As we start the book, we meet a younger and optimistic Sagan involved with the search for life on Mars. He tells us he expects to find it. Then, as we progress into the book, we see a Sagan who is less enthusiastic about the prospects of finding other life in the universe during his life time and a Sagan who is more and more worried about the human race and what it is doing to itself and its earth. Throughout the book, though, we find a person dedicated to the scientific way who goes out of his way to teach the masses the value of such an approach. More than anything, Sagan is concerned that in this day and age we simply cannot afford to have people's minds governed by disinformation. It is the very fact that science has brought us to where we are that means it is a must for us to utilize its approach if we do not want to fall down from where we are.
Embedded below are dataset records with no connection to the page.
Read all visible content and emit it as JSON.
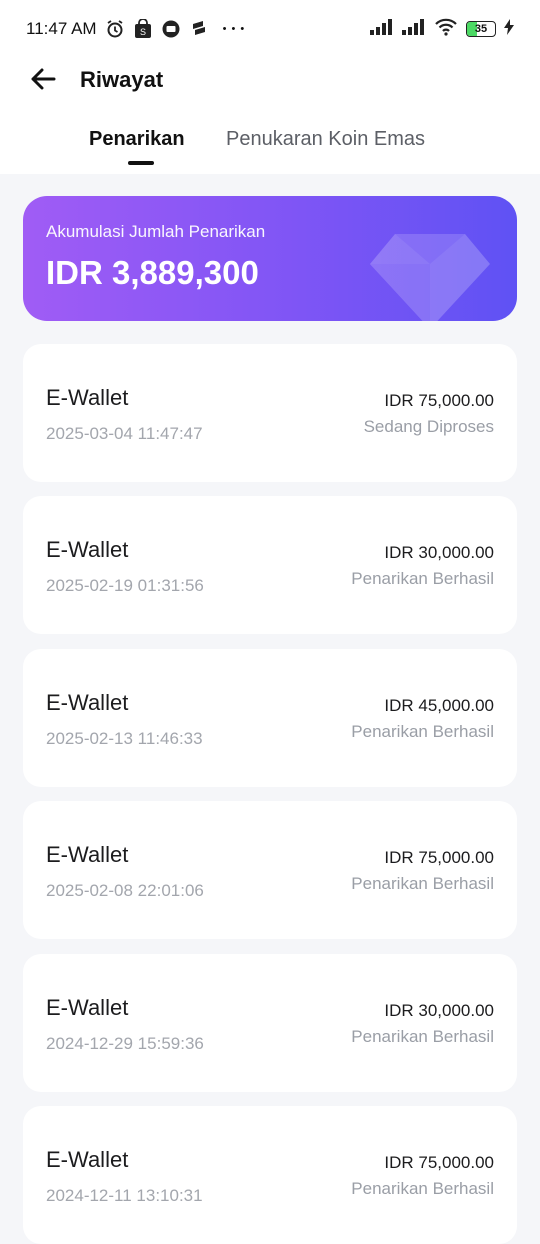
{
  "status_bar": {
    "time": "11:47 AM",
    "icons_left": [
      "alarm-icon",
      "shop-icon",
      "message-icon",
      "app-icon",
      "more-icon"
    ],
    "more_text": "• • •",
    "battery": "35",
    "icons_right": [
      "signal-icon",
      "signal-icon",
      "wifi-icon",
      "battery-icon",
      "charging-icon"
    ]
  },
  "header": {
    "title": "Riwayat",
    "back_icon": "arrow-left-icon"
  },
  "tabs": [
    {
      "label": "Penarikan",
      "active": true
    },
    {
      "label": "Penukaran Koin Emas",
      "active": false
    }
  ],
  "summary": {
    "label": "Akumulasi Jumlah Penarikan",
    "value": "IDR 3,889,300",
    "gradient_start": "#a05cf5",
    "gradient_end": "#5f52f4"
  },
  "transactions": [
    {
      "method": "E-Wallet",
      "date": "2025-03-04 11:47:47",
      "amount": "IDR 75,000.00",
      "status": "Sedang Diproses"
    },
    {
      "method": "E-Wallet",
      "date": "2025-02-19 01:31:56",
      "amount": "IDR 30,000.00",
      "status": "Penarikan Berhasil"
    },
    {
      "method": "E-Wallet",
      "date": "2025-02-13 11:46:33",
      "amount": "IDR 45,000.00",
      "status": "Penarikan Berhasil"
    },
    {
      "method": "E-Wallet",
      "date": "2025-02-08 22:01:06",
      "amount": "IDR 75,000.00",
      "status": "Penarikan Berhasil"
    },
    {
      "method": "E-Wallet",
      "date": "2024-12-29 15:59:36",
      "amount": "IDR 30,000.00",
      "status": "Penarikan Berhasil"
    },
    {
      "method": "E-Wallet",
      "date": "2024-12-11 13:10:31",
      "amount": "IDR 75,000.00",
      "status": "Penarikan Berhasil"
    }
  ]
}
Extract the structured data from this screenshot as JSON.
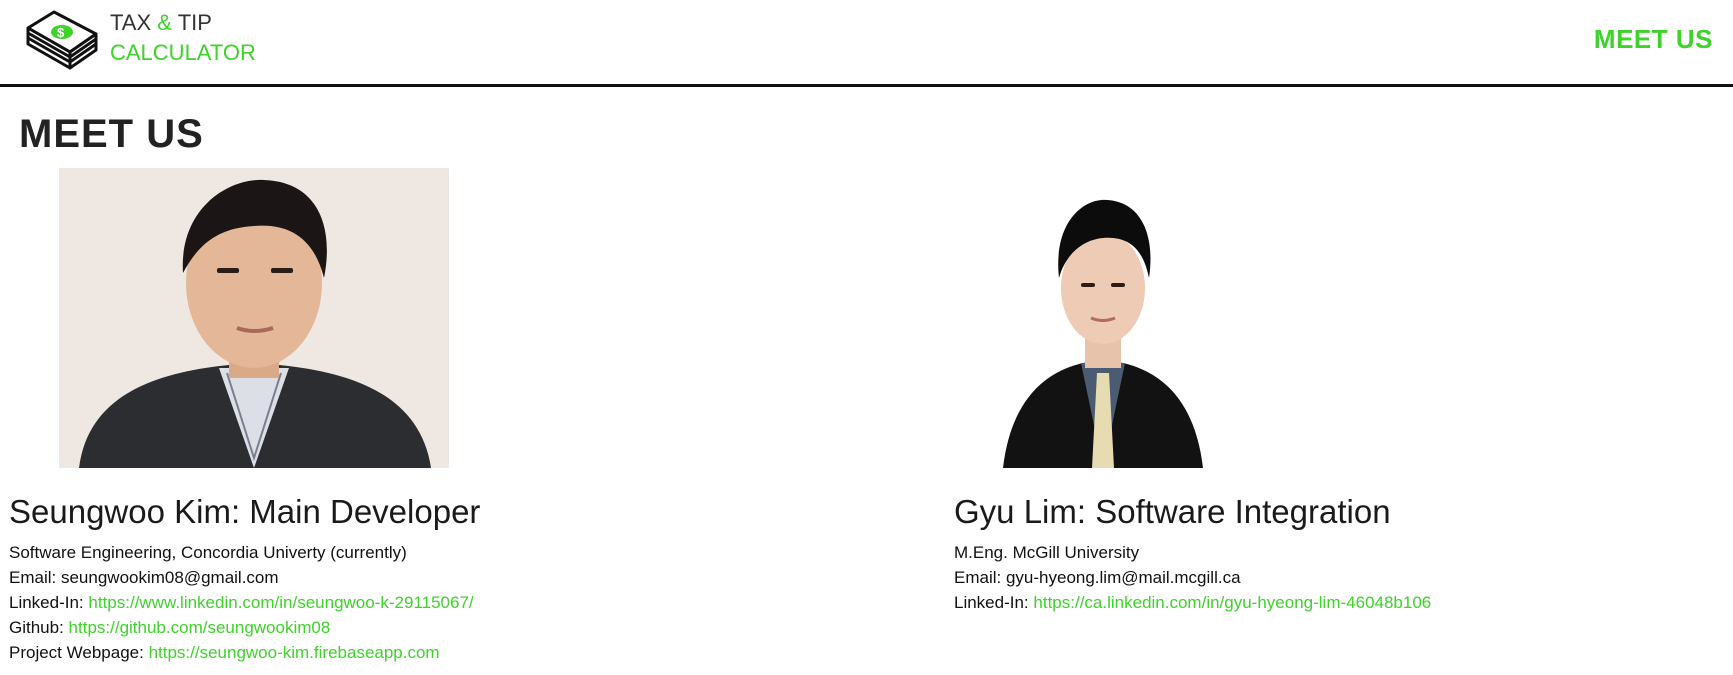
{
  "header": {
    "brand_line1": "TAX",
    "brand_amp": "&",
    "brand_line1_end": "TIP",
    "brand_line2": "CALCULATOR",
    "logo_icon": "money-stack-icon",
    "nav_meet_us": "MEET US"
  },
  "colors": {
    "accent": "#3ed22a",
    "text": "#111111",
    "border": "#111111"
  },
  "page": {
    "title": "MEET US"
  },
  "members": [
    {
      "name": "Seungwoo Kim: Main Developer",
      "education": "Software Engineering, Concordia Univerty (currently)",
      "email_label": "Email:",
      "email": "seungwookim08@gmail.com",
      "linkedin_label": "Linked-In:",
      "linkedin": "https://www.linkedin.com/in/seungwoo-k-29115067/",
      "github_label": "Github:",
      "github": "https://github.com/seungwookim08",
      "webpage_label": "Project Webpage:",
      "webpage": "https://seungwoo-kim.firebaseapp.com"
    },
    {
      "name": "Gyu Lim: Software Integration",
      "education": "M.Eng. McGill University",
      "email_label": "Email:",
      "email": "gyu-hyeong.lim@mail.mcgill.ca",
      "linkedin_label": "Linked-In:",
      "linkedin": "https://ca.linkedin.com/in/gyu-hyeong-lim-46048b106"
    }
  ]
}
On a personal basis, I have to say I am a long time admirer of Sagan made to admire him even more after getting to know the person behind the scenes of Cosmos better through this book. I admire his standings for the things we both hold dear, and I admire his patience and openness to new ideas.
Overall: A very interesting way to know one of the worthier persons this world has had the pleasure to host. 4 out of 5 stars.